(Records shown Opens)
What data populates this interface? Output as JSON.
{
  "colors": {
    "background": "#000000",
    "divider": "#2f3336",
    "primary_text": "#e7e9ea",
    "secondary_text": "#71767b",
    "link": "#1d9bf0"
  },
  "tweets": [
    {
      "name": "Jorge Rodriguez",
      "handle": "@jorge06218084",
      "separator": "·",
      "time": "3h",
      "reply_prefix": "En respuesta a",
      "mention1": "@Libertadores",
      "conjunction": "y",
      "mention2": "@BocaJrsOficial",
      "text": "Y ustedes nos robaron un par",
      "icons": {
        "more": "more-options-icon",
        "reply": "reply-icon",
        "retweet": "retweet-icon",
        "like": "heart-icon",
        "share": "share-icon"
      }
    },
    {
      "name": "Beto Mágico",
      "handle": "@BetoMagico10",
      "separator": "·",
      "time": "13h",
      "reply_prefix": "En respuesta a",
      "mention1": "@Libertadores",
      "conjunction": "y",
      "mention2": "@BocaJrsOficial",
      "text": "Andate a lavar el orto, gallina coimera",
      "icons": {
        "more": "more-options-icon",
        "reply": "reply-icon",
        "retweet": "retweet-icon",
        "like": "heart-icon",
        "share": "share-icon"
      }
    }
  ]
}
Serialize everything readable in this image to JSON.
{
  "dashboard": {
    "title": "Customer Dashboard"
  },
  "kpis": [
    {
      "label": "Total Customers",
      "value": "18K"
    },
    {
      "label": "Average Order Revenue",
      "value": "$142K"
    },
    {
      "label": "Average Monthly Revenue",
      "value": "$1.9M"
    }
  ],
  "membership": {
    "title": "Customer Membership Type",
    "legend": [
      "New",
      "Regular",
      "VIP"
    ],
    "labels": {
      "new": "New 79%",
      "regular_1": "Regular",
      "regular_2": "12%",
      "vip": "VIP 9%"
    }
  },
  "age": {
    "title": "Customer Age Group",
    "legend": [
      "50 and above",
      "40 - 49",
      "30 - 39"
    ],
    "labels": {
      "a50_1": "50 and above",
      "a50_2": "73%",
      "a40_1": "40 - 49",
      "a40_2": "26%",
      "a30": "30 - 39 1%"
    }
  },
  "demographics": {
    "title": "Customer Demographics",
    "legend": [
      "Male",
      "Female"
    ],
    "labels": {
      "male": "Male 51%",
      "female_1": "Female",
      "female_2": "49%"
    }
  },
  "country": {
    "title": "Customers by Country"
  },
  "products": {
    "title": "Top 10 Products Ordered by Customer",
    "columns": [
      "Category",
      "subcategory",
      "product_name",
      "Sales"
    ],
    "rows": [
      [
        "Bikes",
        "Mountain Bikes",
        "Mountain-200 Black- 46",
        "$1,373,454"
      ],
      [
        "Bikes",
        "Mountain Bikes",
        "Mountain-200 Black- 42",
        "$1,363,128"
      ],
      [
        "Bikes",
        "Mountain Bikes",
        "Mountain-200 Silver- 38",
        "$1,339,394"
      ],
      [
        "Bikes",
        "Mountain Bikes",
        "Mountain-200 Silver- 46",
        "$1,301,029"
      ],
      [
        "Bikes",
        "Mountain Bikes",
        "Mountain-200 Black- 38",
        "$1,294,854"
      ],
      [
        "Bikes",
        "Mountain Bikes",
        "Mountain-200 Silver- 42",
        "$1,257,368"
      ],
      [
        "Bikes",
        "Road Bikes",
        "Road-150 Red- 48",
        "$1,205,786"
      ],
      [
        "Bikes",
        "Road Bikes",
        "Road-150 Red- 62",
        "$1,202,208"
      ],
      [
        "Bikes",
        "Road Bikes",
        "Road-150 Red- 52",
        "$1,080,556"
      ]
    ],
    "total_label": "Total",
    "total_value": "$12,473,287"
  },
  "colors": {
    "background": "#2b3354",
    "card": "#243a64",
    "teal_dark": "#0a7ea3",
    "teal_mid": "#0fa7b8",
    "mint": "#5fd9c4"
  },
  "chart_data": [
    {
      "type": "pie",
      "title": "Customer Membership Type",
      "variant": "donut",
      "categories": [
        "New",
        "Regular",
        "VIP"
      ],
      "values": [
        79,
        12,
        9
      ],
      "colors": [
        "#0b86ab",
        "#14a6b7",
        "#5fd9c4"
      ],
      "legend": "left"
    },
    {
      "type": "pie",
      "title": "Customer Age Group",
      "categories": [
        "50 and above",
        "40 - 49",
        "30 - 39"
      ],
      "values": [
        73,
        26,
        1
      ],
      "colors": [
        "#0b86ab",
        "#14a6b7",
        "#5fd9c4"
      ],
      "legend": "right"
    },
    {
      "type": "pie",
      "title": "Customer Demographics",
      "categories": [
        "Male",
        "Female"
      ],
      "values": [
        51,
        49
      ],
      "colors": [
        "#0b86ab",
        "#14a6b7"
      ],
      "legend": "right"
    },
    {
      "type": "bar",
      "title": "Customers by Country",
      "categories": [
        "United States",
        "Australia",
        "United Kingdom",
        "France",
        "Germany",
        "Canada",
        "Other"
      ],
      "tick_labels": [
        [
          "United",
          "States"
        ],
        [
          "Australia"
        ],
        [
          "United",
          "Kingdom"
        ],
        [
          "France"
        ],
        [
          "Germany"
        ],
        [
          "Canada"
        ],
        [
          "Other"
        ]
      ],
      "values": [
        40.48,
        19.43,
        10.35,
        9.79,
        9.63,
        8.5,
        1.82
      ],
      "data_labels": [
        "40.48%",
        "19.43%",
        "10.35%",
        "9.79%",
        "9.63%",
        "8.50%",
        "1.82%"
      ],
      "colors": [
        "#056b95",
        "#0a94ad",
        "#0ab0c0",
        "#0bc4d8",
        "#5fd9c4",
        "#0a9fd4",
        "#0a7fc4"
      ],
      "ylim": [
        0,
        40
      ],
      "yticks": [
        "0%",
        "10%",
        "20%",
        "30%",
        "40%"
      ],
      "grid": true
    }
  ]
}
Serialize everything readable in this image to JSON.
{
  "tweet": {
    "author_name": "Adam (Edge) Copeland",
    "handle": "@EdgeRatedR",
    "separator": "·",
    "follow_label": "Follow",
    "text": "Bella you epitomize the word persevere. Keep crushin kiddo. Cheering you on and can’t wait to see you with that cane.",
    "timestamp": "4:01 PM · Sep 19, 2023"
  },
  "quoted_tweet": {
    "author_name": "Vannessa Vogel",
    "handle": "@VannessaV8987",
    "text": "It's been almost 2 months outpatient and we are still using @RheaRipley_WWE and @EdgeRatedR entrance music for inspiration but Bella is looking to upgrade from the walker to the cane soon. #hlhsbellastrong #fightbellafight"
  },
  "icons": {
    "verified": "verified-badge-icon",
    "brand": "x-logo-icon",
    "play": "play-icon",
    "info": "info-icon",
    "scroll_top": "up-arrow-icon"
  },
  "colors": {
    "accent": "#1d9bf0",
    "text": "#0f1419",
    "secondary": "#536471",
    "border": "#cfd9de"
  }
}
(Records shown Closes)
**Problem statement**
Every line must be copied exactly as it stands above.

**Task answer**
What data populates this interface? Output as JSON.
{
  "colors": {
    "background": "#000000",
    "divider": "#2f3336",
    "primary_text": "#e7e9ea",
    "secondary_text": "#71767b",
    "link": "#1d9bf0"
  },
  "tweets": [
    {
      "name": "Jorge Rodriguez",
      "handle": "@jorge06218084",
      "separator": "·",
      "time": "3h",
      "reply_prefix": "En respuesta a",
      "mention1": "@Libertadores",
      "conjunction": "y",
      "mention2": "@BocaJrsOficial",
      "text": "Y ustedes nos robaron un par",
      "icons": {
        "more": "more-options-icon",
        "reply": "reply-icon",
        "retweet": "retweet-icon",
        "like": "heart-icon",
        "share": "share-icon"
      }
    },
    {
      "name": "Beto Mágico",
      "handle": "@BetoMagico10",
      "separator": "·",
      "time": "13h",
      "reply_prefix": "En respuesta a",
      "mention1": "@Libertadores",
      "conjunction": "y",
      "mention2": "@BocaJrsOficial",
      "text": "Andate a lavar el orto, gallina coimera",
      "icons": {
        "more": "more-options-icon",
        "reply": "reply-icon",
        "retweet": "retweet-icon",
        "like": "heart-icon",
        "share": "share-icon"
      }
    }
  ]
}
Serialize everything readable in this image to JSON.
{
  "dashboard": {
    "title": "Customer Dashboard"
  },
  "kpis": [
    {
      "label": "Total Customers",
      "value": "18K"
    },
    {
      "label": "Average Order Revenue",
      "value": "$142K"
    },
    {
      "label": "Average Monthly Revenue",
      "value": "$1.9M"
    }
  ],
  "membership": {
    "title": "Customer Membership Type",
    "legend": [
      "New",
      "Regular",
      "VIP"
    ],
    "labels": {
      "new": "New 79%",
      "regular_1": "Regular",
      "regular_2": "12%",
      "vip": "VIP 9%"
    }
  },
  "age": {
    "title": "Customer Age Group",
    "legend": [
      "50 and above",
      "40 - 49",
      "30 - 39"
    ],
    "labels": {
      "a50_1": "50 and above",
      "a50_2": "73%",
      "a40_1": "40 - 49",
      "a40_2": "26%",
      "a30": "30 - 39 1%"
    }
  },
  "demographics": {
    "title": "Customer Demographics",
    "legend": [
      "Male",
      "Female"
    ],
    "labels": {
      "male": "Male 51%",
      "female_1": "Female",
      "female_2": "49%"
    }
  },
  "country": {
    "title": "Customers by Country"
  },
  "products": {
    "title": "Top 10 Products Ordered by Customer",
    "columns": [
      "Category",
      "subcategory",
      "product_name",
      "Sales"
    ],
    "rows": [
      [
        "Bikes",
        "Mountain Bikes",
        "Mountain-200 Black- 46",
        "$1,373,454"
      ],
      [
        "Bikes",
        "Mountain Bikes",
        "Mountain-200 Black- 42",
        "$1,363,128"
      ],
      [
        "Bikes",
        "Mountain Bikes",
        "Mountain-200 Silver- 38",
        "$1,339,394"
      ],
      [
        "Bikes",
        "Mountain Bikes",
        "Mountain-200 Silver- 46",
        "$1,301,029"
      ],
      [
        "Bikes",
        "Mountain Bikes",
        "Mountain-200 Black- 38",
        "$1,294,854"
      ],
      [
        "Bikes",
        "Mountain Bikes",
        "Mountain-200 Silver- 42",
        "$1,257,368"
      ],
      [
        "Bikes",
        "Road Bikes",
        "Road-150 Red- 48",
        "$1,205,786"
      ],
      [
        "Bikes",
        "Road Bikes",
        "Road-150 Red- 62",
        "$1,202,208"
      ],
      [
        "Bikes",
        "Road Bikes",
        "Road-150 Red- 52",
        "$1,080,556"
      ]
    ],
    "total_label": "Total",
    "total_value": "$12,473,287"
  },
  "colors": {
    "background": "#2b3354",
    "card": "#243a64",
    "teal_dark": "#0a7ea3",
    "teal_mid": "#0fa7b8",
    "mint": "#5fd9c4"
  },
  "chart_data": [
    {
      "type": "pie",
      "title": "Customer Membership Type",
      "variant": "donut",
      "categories": [
        "New",
        "Regular",
        "VIP"
      ],
      "values": [
        79,
        12,
        9
      ],
      "colors": [
        "#0b86ab",
        "#14a6b7",
        "#5fd9c4"
      ],
      "legend": "left"
    },
    {
      "type": "pie",
      "title": "Customer Age Group",
      "categories": [
        "50 and above",
        "40 - 49",
        "30 - 39"
      ],
      "values": [
        73,
        26,
        1
      ],
      "colors": [
        "#0b86ab",
        "#14a6b7",
        "#5fd9c4"
      ],
      "legend": "right"
    },
    {
      "type": "pie",
      "title": "Customer Demographics",
      "categories": [
        "Male",
        "Female"
      ],
      "values": [
        51,
        49
      ],
      "colors": [
        "#0b86ab",
        "#14a6b7"
      ],
      "legend": "right"
    },
    {
      "type": "bar",
      "title": "Customers by Country",
      "categories": [
        "United States",
        "Australia",
        "United Kingdom",
        "France",
        "Germany",
        "Canada",
        "Other"
      ],
      "tick_labels": [
        [
          "United",
          "States"
        ],
        [
          "Australia"
        ],
        [
          "United",
          "Kingdom"
        ],
        [
          "France"
        ],
        [
          "Germany"
        ],
        [
          "Canada"
        ],
        [
          "Other"
        ]
      ],
      "values": [
        40.48,
        19.43,
        10.35,
        9.79,
        9.63,
        8.5,
        1.82
      ],
      "data_labels": [
        "40.48%",
        "19.43%",
        "10.35%",
        "9.79%",
        "9.63%",
        "8.50%",
        "1.82%"
      ],
      "colors": [
        "#056b95",
        "#0a94ad",
        "#0ab0c0",
        "#0bc4d8",
        "#5fd9c4",
        "#0a9fd4",
        "#0a7fc4"
      ],
      "ylim": [
        0,
        40
      ],
      "yticks": [
        "0%",
        "10%",
        "20%",
        "30%",
        "40%"
      ],
      "grid": true
    }
  ]
}
Serialize everything readable in this image to JSON.
{
  "tweet": {
    "author_name": "Adam (Edge) Copeland",
    "handle": "@EdgeRatedR",
    "separator": "·",
    "follow_label": "Follow",
    "text": "Bella you epitomize the word persevere. Keep crushin kiddo. Cheering you on and can’t wait to see you with that cane.",
    "timestamp": "4:01 PM · Sep 19, 2023"
  },
  "quoted_tweet": {
    "author_name": "Vannessa Vogel",
    "handle": "@VannessaV8987",
    "text": "It's been almost 2 months outpatient and we are still using @RheaRipley_WWE and @EdgeRatedR entrance music for inspiration but Bella is looking to upgrade from the walker to the cane soon. #hlhsbellastrong #fightbellafight"
  },
  "icons": {
    "verified": "verified-badge-icon",
    "brand": "x-logo-icon",
    "play": "play-icon",
    "info": "info-icon",
    "scroll_top": "up-arrow-icon"
  },
  "colors": {
    "accent": "#1d9bf0",
    "text": "#0f1419",
    "secondary": "#536471",
    "border": "#cfd9de"
  }
}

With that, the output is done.